The Confederation of Zimbabwe Industries, of which Moyo is a previous president, says 58% of the country’s raw materials come from South Africa.
South Africa is also home to an estimated three million Zimbabweans and millions of other foreign nationals that provide critical skills in the most affected provinces of Gauteng and KZN.
Zimbabweans in South Africa contribute hundreds of millions of dollar in remittances back home. The country receives about US$1 billion annually from its diaspora community.
Bhoroma said the situation could get even worse if the violence fuels xenophobia and closure of markets.
Tawanda Purazeni, an economist, said the civil unrest in South Africa would have a negative impact on Zimbabwe given the economic integration between the two countries.

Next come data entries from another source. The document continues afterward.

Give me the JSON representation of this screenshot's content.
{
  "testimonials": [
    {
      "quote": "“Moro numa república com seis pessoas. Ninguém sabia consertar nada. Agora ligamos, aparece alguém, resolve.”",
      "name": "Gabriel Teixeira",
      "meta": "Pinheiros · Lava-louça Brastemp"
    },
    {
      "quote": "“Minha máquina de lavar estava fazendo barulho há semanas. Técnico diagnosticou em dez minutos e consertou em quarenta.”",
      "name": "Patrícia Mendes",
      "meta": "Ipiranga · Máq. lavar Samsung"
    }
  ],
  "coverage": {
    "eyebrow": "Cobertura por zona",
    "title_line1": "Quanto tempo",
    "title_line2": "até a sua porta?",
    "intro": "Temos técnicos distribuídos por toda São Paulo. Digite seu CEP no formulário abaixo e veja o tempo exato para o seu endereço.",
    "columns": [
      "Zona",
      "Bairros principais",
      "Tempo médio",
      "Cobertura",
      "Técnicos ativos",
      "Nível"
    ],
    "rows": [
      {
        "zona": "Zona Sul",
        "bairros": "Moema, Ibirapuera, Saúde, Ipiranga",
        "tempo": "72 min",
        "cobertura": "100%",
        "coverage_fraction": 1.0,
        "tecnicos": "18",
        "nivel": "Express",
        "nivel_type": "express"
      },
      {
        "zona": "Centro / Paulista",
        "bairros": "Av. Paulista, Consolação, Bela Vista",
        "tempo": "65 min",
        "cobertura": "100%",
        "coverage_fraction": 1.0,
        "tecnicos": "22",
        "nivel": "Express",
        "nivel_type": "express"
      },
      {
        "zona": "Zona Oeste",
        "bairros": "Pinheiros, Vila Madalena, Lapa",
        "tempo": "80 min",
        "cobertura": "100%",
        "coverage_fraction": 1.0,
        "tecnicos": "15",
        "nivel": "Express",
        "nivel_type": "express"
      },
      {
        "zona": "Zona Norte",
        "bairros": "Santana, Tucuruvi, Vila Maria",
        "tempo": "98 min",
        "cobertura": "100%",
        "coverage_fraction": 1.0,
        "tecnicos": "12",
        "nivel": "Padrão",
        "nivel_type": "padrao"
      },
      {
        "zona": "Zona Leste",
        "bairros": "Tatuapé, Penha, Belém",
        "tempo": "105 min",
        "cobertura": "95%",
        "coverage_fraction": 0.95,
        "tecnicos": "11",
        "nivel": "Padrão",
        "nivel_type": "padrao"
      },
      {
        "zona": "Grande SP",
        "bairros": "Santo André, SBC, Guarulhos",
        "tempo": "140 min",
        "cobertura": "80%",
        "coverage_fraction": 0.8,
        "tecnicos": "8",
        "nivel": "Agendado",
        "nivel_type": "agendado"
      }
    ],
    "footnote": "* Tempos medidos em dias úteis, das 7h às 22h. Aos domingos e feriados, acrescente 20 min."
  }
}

“Zimbabwe is dependent on South Africa for most of the basic goods we find in our retail outlets. We should brace for serious shortages of goods and services due to the ongoing looting and destruction of the productive lines and infrastructure. This will also trigger inflationary pressures. If this situation persists, we are bound to be worse off as a country,” he said.
Another economist Clemence Machadu said the instability across the Limpopo River should be of particular concern to Zimbabwe, given the deeper economic ties between the two countries.

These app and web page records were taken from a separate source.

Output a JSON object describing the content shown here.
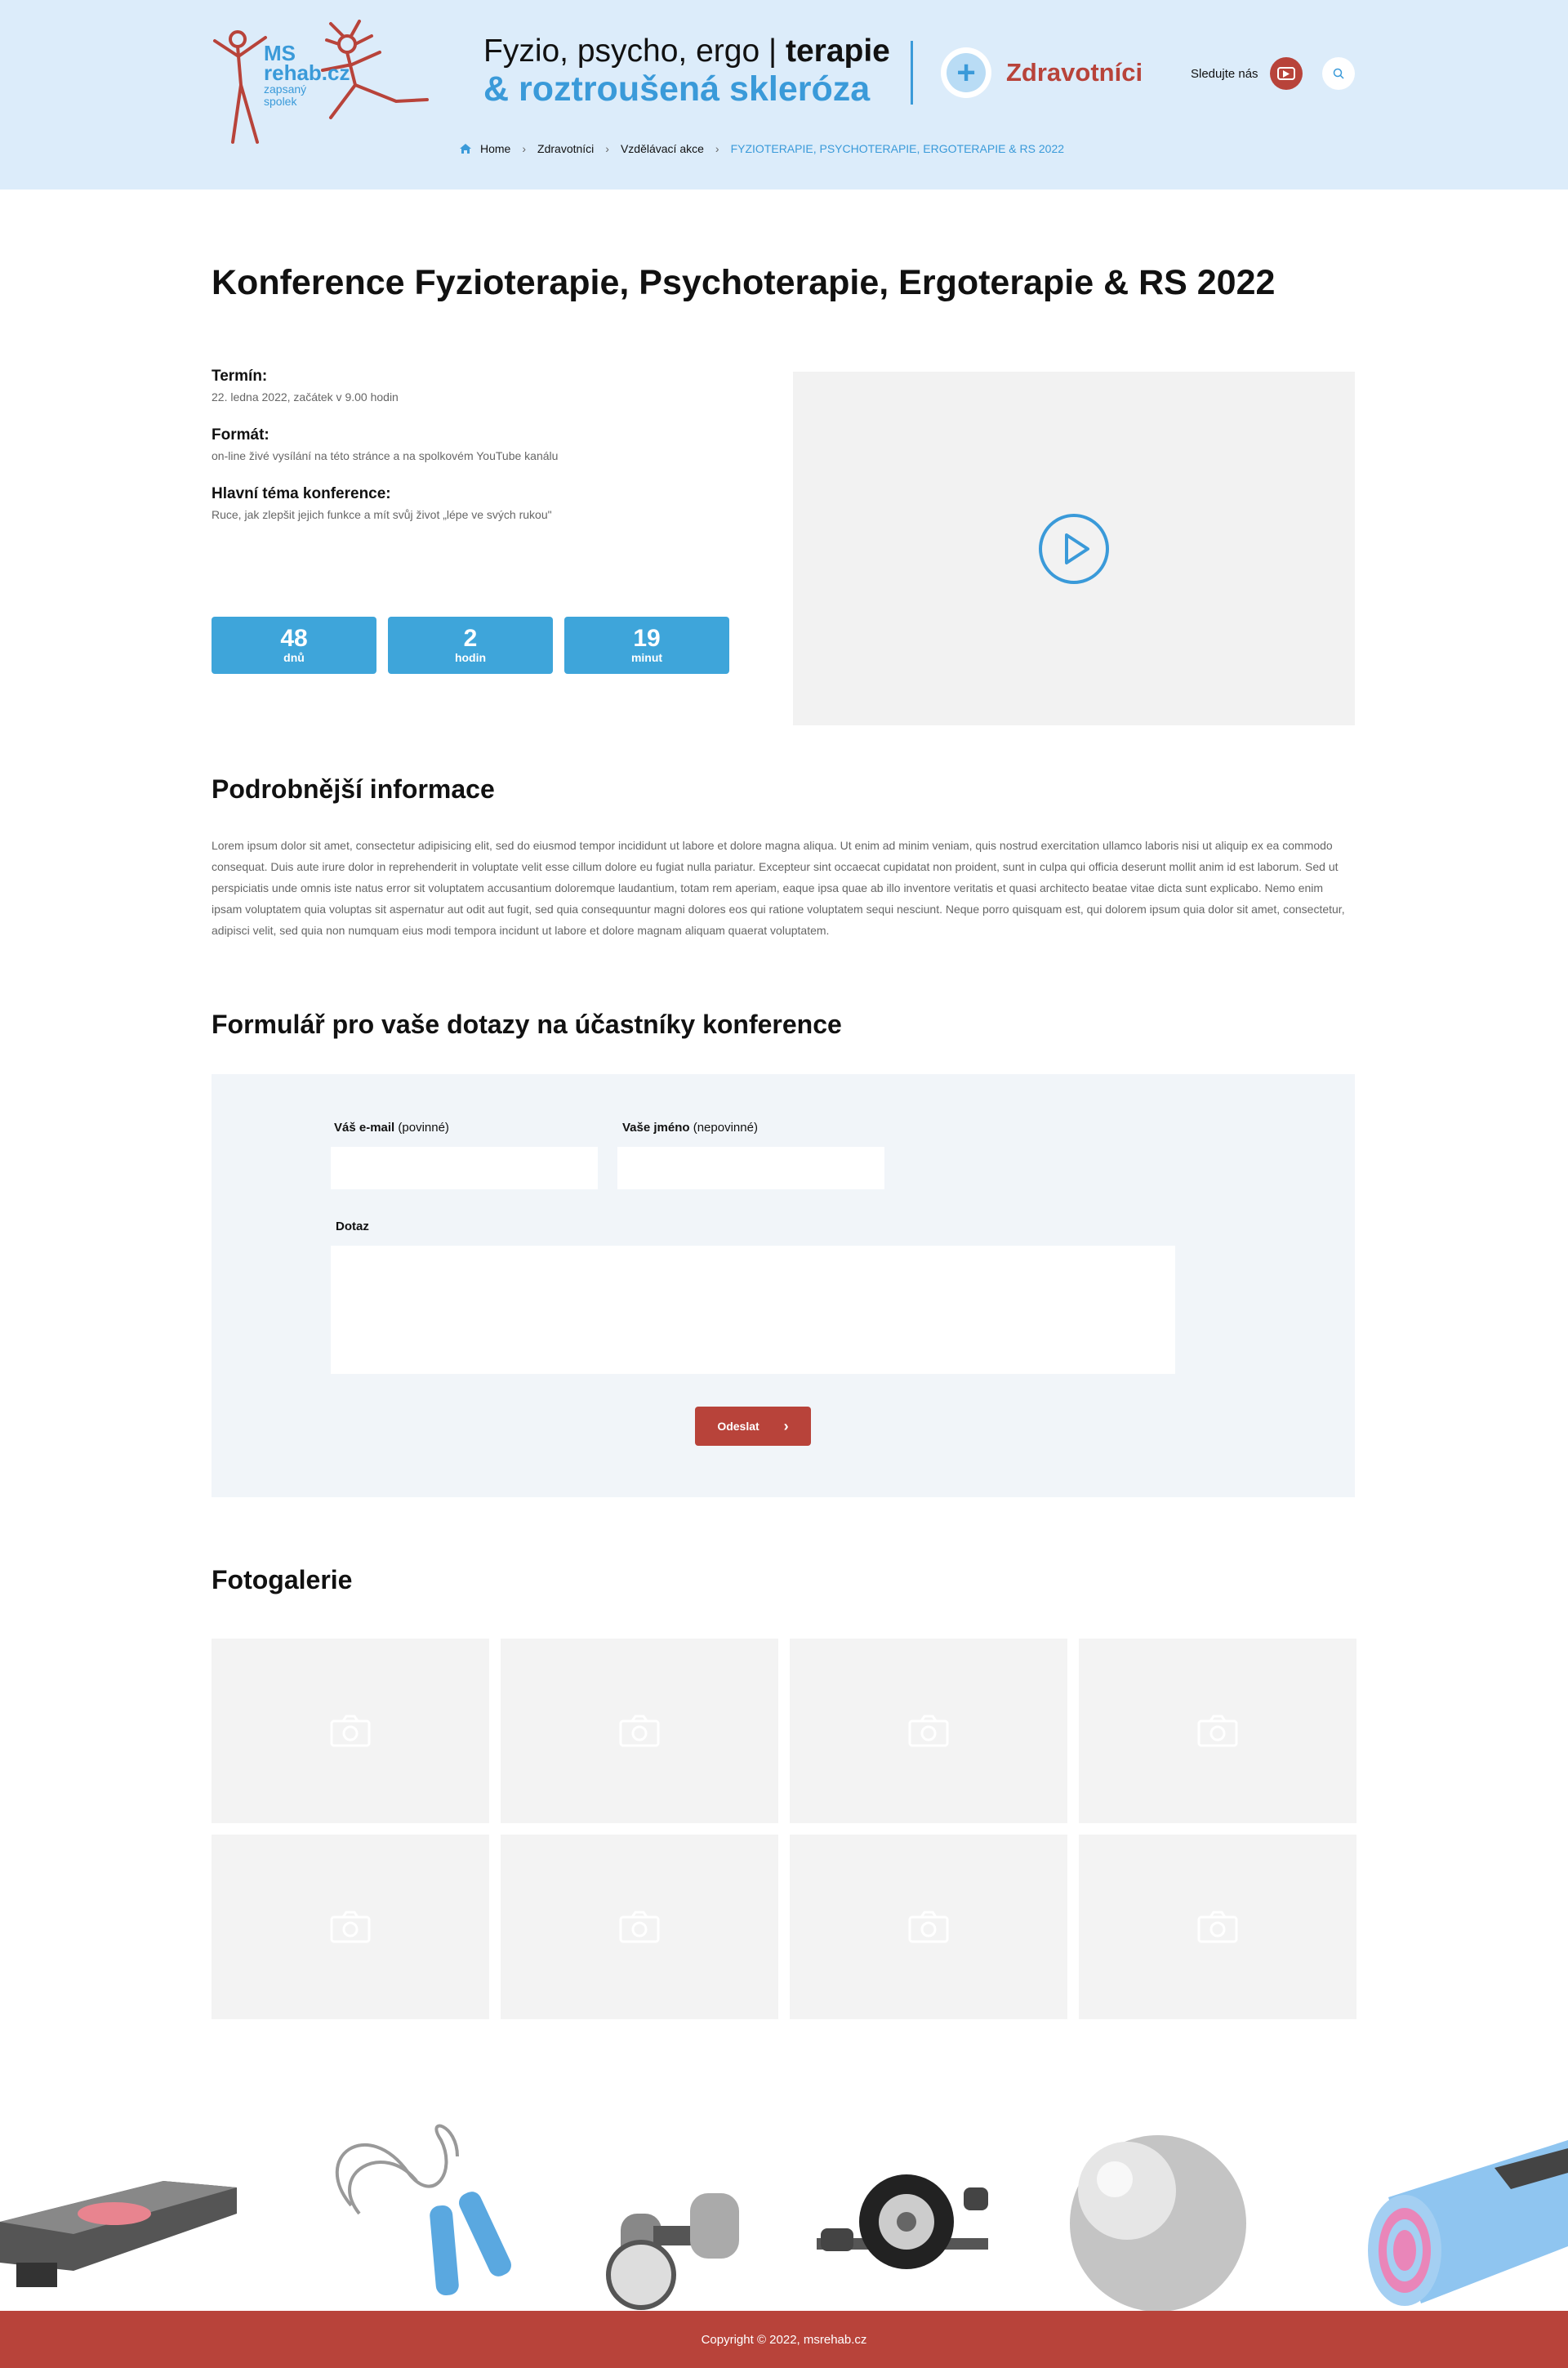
{
  "header": {
    "logo": {
      "line1": "MS",
      "line2": "rehab.cz",
      "line3": "zapsaný",
      "line4": "spolek"
    },
    "tagline": {
      "part1": "Fyzio, psycho, ergo |",
      "part1_bold": "terapie",
      "part2": "& roztroušená skleróza"
    },
    "zdravotnici": "Zdravotníci",
    "follow_label": "Sledujte nás"
  },
  "breadcrumb": [
    "Home",
    "Zdravotníci",
    "Vzdělávací akce",
    "FYZIOTERAPIE, PSYCHOTERAPIE, ERGOTERAPIE & RS 2022"
  ],
  "page_title": "Konference Fyzioterapie, Psychoterapie, Ergoterapie & RS 2022",
  "info": {
    "termin_label": "Termín:",
    "termin_value": "22. ledna 2022, začátek v 9.00 hodin",
    "format_label": "Formát:",
    "format_value": "on-line živé vysílání na této stránce a na spolkovém YouTube kanálu",
    "tema_label": "Hlavní téma konference:",
    "tema_value": "Ruce, jak zlepšit jejich funkce a mít svůj život „lépe ve svých rukou\""
  },
  "countdown": [
    {
      "num": "48",
      "unit": "dnů"
    },
    {
      "num": "2",
      "unit": "hodin"
    },
    {
      "num": "19",
      "unit": "minut"
    }
  ],
  "details": {
    "heading": "Podrobnější informace",
    "text": "Lorem ipsum dolor sit amet, consectetur adipisicing elit, sed do eiusmod tempor incididunt ut labore et dolore magna aliqua. Ut enim ad minim veniam, quis nostrud exercitation ullamco laboris nisi ut aliquip ex ea commodo consequat. Duis aute irure dolor in reprehenderit in voluptate velit esse cillum dolore eu fugiat nulla pariatur. Excepteur sint occaecat cupidatat non proident, sunt in culpa qui officia deserunt mollit anim id est laborum. Sed ut perspiciatis unde omnis iste natus error sit voluptatem accusantium doloremque laudantium, totam rem aperiam, eaque ipsa quae ab illo inventore veritatis et quasi architecto beatae vitae dicta sunt explicabo. Nemo enim ipsam voluptatem quia voluptas sit aspernatur aut odit aut fugit, sed quia consequuntur magni dolores eos qui ratione voluptatem sequi nesciunt. Neque porro quisquam est, qui dolorem ipsum quia dolor sit amet, consectetur, adipisci velit, sed quia non numquam eius modi tempora incidunt ut labore et dolore magnam aliquam quaerat voluptatem."
  },
  "form": {
    "heading": "Formulář pro vaše dotazy na účastníky konference",
    "email_label": "Váš e-mail",
    "email_note": "(povinné)",
    "email_value": "",
    "name_label": "Vaše jméno",
    "name_note": "(nepovinné)",
    "name_value": "",
    "question_label": "Dotaz",
    "question_value": "",
    "submit_label": "Odeslat"
  },
  "gallery": {
    "heading": "Fotogalerie",
    "count": 8
  },
  "footer": {
    "copyright": "Copyright © 2022, msrehab.cz"
  },
  "colors": {
    "accent_blue": "#3a9ad9",
    "brand_red": "#b8433a",
    "header_bg": "#dcecfa",
    "countdown_blue": "#3ea5da"
  }
}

“One can also look at it in terms of the millions of Zimbabweans who are economic migrants in South Africa, and remitting money to their families back home,” he said.
“The destruction of infrastructure might also affect their jobs, which may in turn affect remittances. So, it is my hope that the situation in South Africa will be addressed at the earliest convenience in order to bring stability in the whole region.”

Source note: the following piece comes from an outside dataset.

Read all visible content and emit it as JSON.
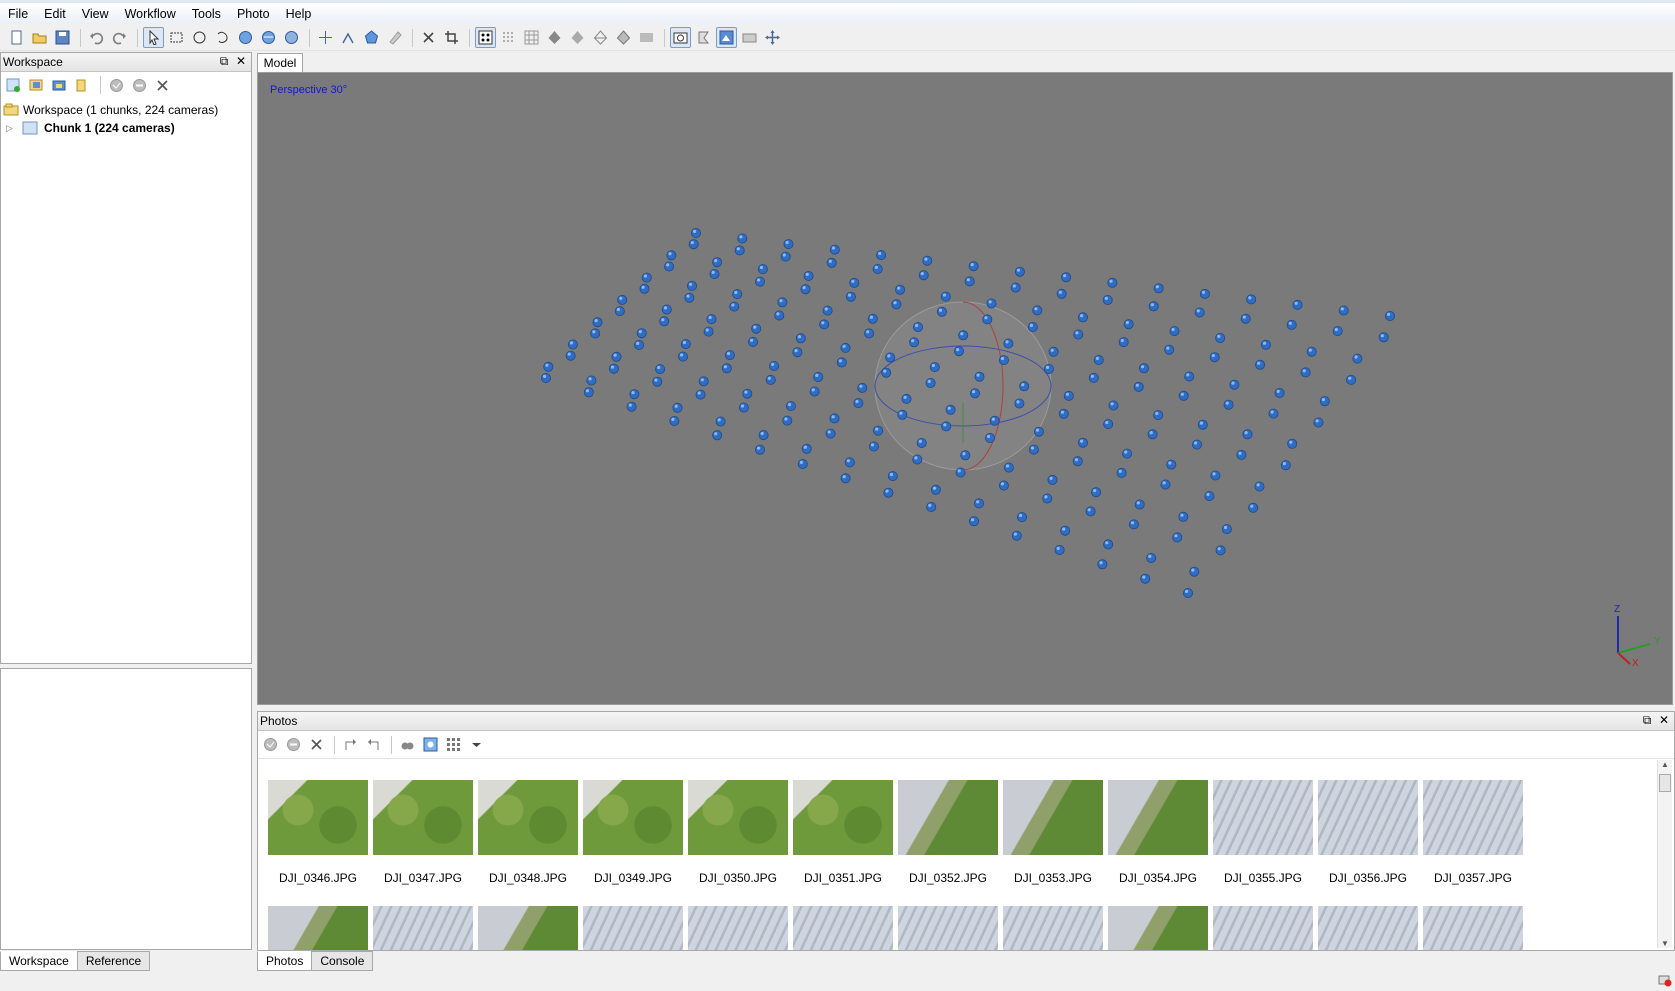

While the South Africa government struggled to contain the riots at the beginning, the situation seems to have been contained following the deployment of the army to beef up the police.
President Cyril Ramaphosa said yesterday his government was ill-prepared for the uprising.
The conflict in South Africa could also affect Zimbabwe’s economic plans. Zimbabwe targets to grow manufacturing exports by 4.1% in 2021 from an estimate of 3.6% in 2020.
This will be achieved through focusing on diversifying exports into non-traditional markets and exploiting existing preferential trading agreements with various countries, the government says.
Furthermore, Zimbabwe will strive to benefit from the vast Africa Continental Free Trade Area with about 1.3 billion people and over US$3.4 trillion in GDP in terms of exports.
In terms of export earnings, minerals brought in US$2.4 billion from January to September last year, compared to US$2.1 billion recorded over the same period in 2019.
In 2021, the mining industry is projected to rebound by 11% driven by planned expansion programmes aimed at increasing production by miners as we move towards the attainment of a US$12 billion industry, the government says.
The programmes include increased exploration, expansion of existing mining projects, resuscitation of closed mines, opening of new mines and mineral beneficiation and value addition.
Export earnings have been the main source of funds for the auction through voluntary liquidations and the surrender requirements on exports and domestic foreign currency transactions.
Of the total amount allocated through the auction system, more than 70% has come from surrender requirements on exports and domestic foreign transactions.
Diaspora remittances are also critical. Last year, diaspora remittances amounted to US$1 billion, a 58% increase from the previous year of US$635.7 million.
“The impact on Zimbabwe was immediate, especially on the financial services sector,” a local banker said.
“This week we didn’t trade much; importers and exporters are not doing business, they are shaken and monitoring the situation.”
News8 months ago
Ginimbi’s business empire: A dodgy, ghostly enterprise
Opinion9 months ago
Zimbabwe state intelligence, abductions, and modus operandi
Investigations9 months ago
How military intelligence swooped on Rushwaya
News4 months ago
Mugabe’s son-in-law, daughter struggle to complete mansion